Source data
***
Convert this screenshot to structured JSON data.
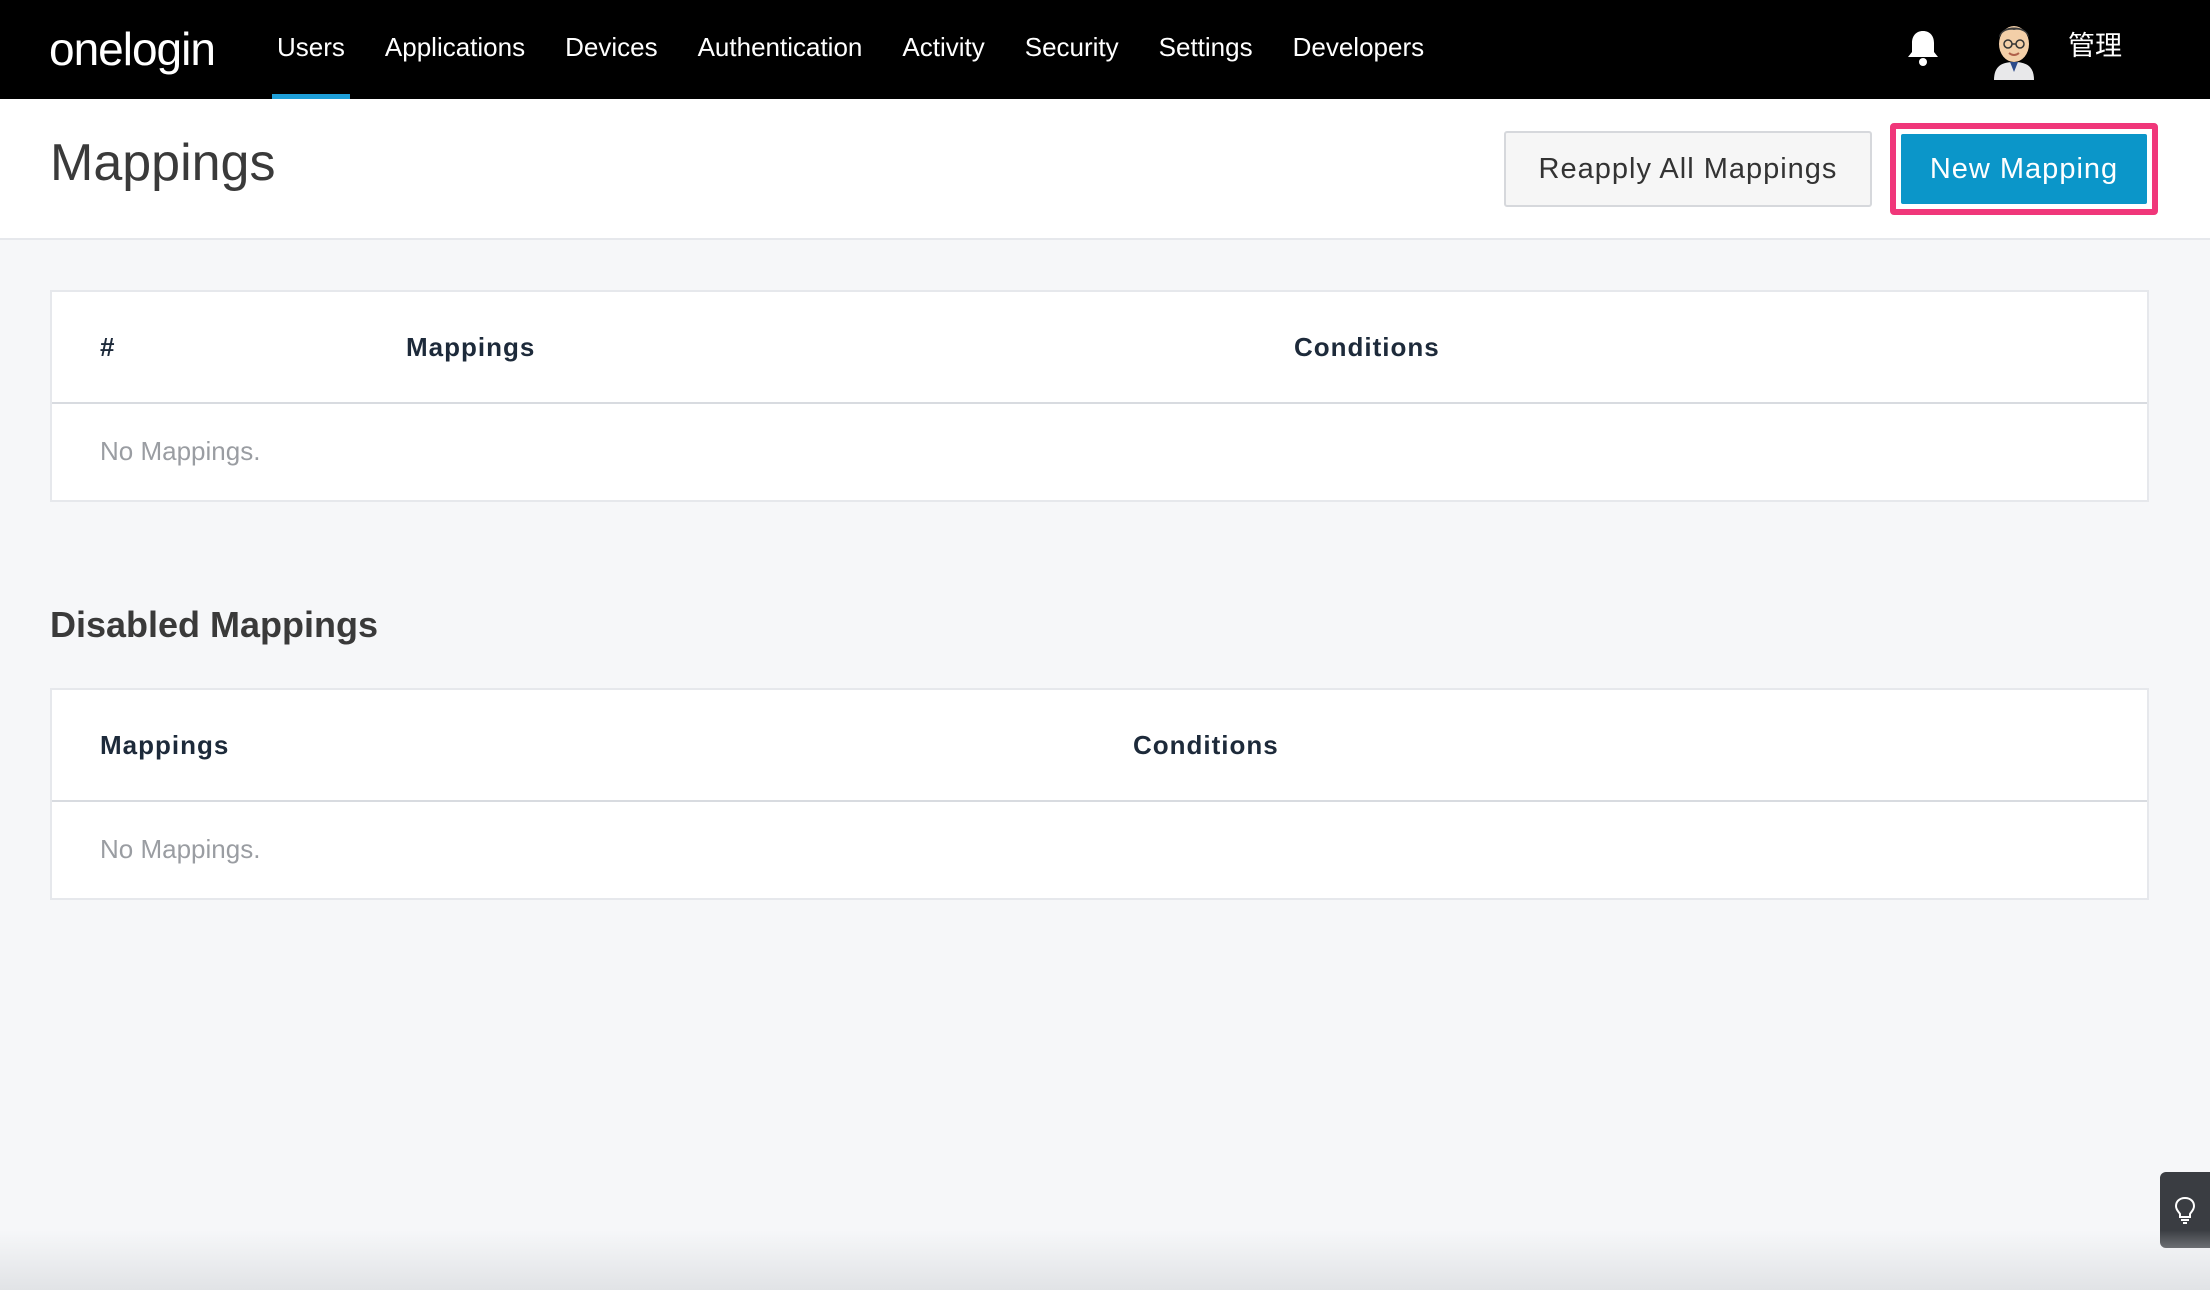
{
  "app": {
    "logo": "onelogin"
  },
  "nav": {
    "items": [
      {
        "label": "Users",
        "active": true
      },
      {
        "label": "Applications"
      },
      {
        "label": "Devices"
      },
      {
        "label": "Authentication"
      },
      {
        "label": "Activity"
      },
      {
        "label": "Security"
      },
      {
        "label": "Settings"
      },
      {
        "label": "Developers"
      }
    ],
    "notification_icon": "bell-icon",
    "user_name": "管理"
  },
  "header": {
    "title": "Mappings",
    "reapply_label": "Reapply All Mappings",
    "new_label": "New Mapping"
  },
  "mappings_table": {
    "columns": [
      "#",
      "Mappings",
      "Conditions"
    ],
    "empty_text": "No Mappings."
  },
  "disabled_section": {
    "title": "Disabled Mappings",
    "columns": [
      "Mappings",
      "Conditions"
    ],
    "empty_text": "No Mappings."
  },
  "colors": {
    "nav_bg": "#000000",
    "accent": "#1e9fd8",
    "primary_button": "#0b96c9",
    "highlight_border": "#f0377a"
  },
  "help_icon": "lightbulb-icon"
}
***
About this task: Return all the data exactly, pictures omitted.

Written reply:
Convert this screenshot to structured JSON data.
{
  "app": {
    "logo": "onelogin"
  },
  "nav": {
    "items": [
      {
        "label": "Users",
        "active": true
      },
      {
        "label": "Applications"
      },
      {
        "label": "Devices"
      },
      {
        "label": "Authentication"
      },
      {
        "label": "Activity"
      },
      {
        "label": "Security"
      },
      {
        "label": "Settings"
      },
      {
        "label": "Developers"
      }
    ],
    "notification_icon": "bell-icon",
    "user_name": "管理"
  },
  "header": {
    "title": "Mappings",
    "reapply_label": "Reapply All Mappings",
    "new_label": "New Mapping"
  },
  "mappings_table": {
    "columns": [
      "#",
      "Mappings",
      "Conditions"
    ],
    "empty_text": "No Mappings."
  },
  "disabled_section": {
    "title": "Disabled Mappings",
    "columns": [
      "Mappings",
      "Conditions"
    ],
    "empty_text": "No Mappings."
  },
  "colors": {
    "nav_bg": "#000000",
    "accent": "#1e9fd8",
    "primary_button": "#0b96c9",
    "highlight_border": "#f0377a"
  },
  "help_icon": "lightbulb-icon"
}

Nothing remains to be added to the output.